This is definitely the case with convenience locations. We have real-world examples in Minneapolis – when I’ve driven on Hennepin through the Uptown area and realize I need something in that moment (prime convenience shopping), I am apt to find whatever I can right turn into rather than try to battle the sometimes constant traffic required to turn left. Hell, a lot of times you can’t turn left on Hennepin at all, further cutting off convenience.
It seems like calming road speeds so people aren’t whipping across sidewalks as they pull into a parking lot would be more effective than forcing people to drive down the street and attempt to make a U-turn or circle around the block.
Convenience Stores are the only businesses shown to be negatively affected by medians. Drive-thru restaurants have seen very mixed results, otherwise businesses are unaffected, to positively affected by new medians.
(All restaurants did better, Auto-repair, gas stations and some services did worse)
This is super good stuff. Thanks!
So we’re weighing two competing interests. First, we have the interests of people driving to not have to make a U-turn or drive around the block. Second, we have the interests of people with disabilities to safely get to the grocery store. So, convenience vs. safety. I’d put safety first, how about you?
Although I agree with you about medians, what you’re saying is very similar to what engineers say to justify things to speed up cars. “Convenience versus safety” is why engineers justify removing crosswalks, for example, and telling pedestrians to walk a couple blocks out of their way. And various other things vs safety are reasons why we shouldn’t have street trees, or too narrow of lanes, etc.

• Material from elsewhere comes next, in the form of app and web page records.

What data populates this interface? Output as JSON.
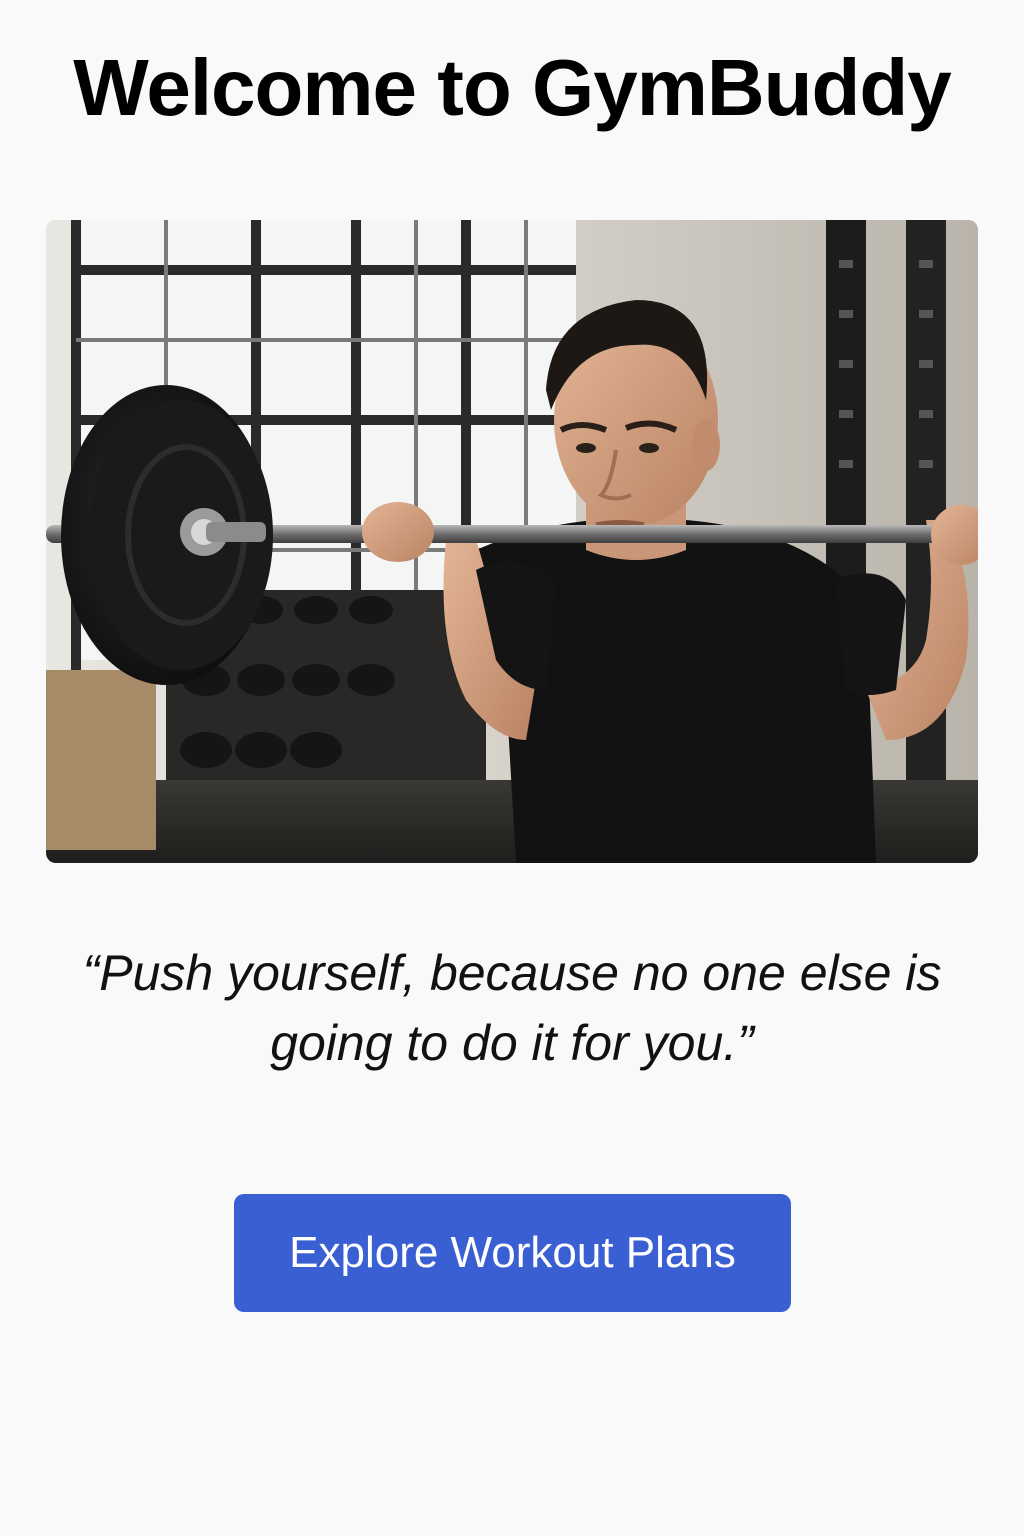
{
  "header": {
    "title": "Welcome to GymBuddy"
  },
  "hero": {
    "image_subject": "man-squatting-with-barbell-photo"
  },
  "quote": {
    "text": "“Push yourself, because no one else is going to do it for you.”"
  },
  "cta": {
    "label": "Explore Workout Plans"
  },
  "colors": {
    "background": "#f9f9f9",
    "title": "#000000",
    "button": "#3a5fd3",
    "button_text": "#ffffff"
  }
}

And to go a little more devil’s advocate — if we accept that the purpose of a street is a place for capturing value, and the street mainly caters to auto interests (like one of those blocks of E Lake St with auto shops, tire shops, and gas stations) shouldn’t we avoid features that rob that land use of value? That is, if a median prevents people from going to a particular gas station, isn’t that safety/engineering feature actually impeding the value that particular street could create?
It depends. Convenience vs Safety is the main tradeoff in these kind of things and you can’t make a knee-jerk reaction like “safety first”. If we only cared about safety we’d set a 5 mph speed limit for cars and require a person walking ahead of it waving a flare. Left turn phasing is the classic example- do you go with a “Left Turn Yield on Green” that is less safe but more efficient, or a red arrow that is more safe and less efficient. The flashing yellow arrow is less safe than turns on green arrows only, but is more safe than the traditional green ball, so that tips the balance in favor of convenience and green arrow only turns are being removed en masse. This is what benefit/cost analysis is about, and might be useful as to evaluating the merits of the original proposal in the post.
St. Paul’s adoption of vibrating semaphore buttons along University Avenue strikes me as an excellent accomodation. Medians are more complicated. Certainly Minneapolis’ substitution of a median for a semaphore at 5th and Cedar has gotten a mixed reception. (And the recent major street modifications in that neighborhood have proven as bad or worse than I predicted–but more about that later!)
For those of you interested in Access Management, I’d note that the Transportation Research Board (TRB) has released the new NCHRP 15-43, Second Edition of the TRB Access Management Manual.
I’d also recommend the TRB’s Access Management Committee’s website located at: http://www.accessmanagement.info/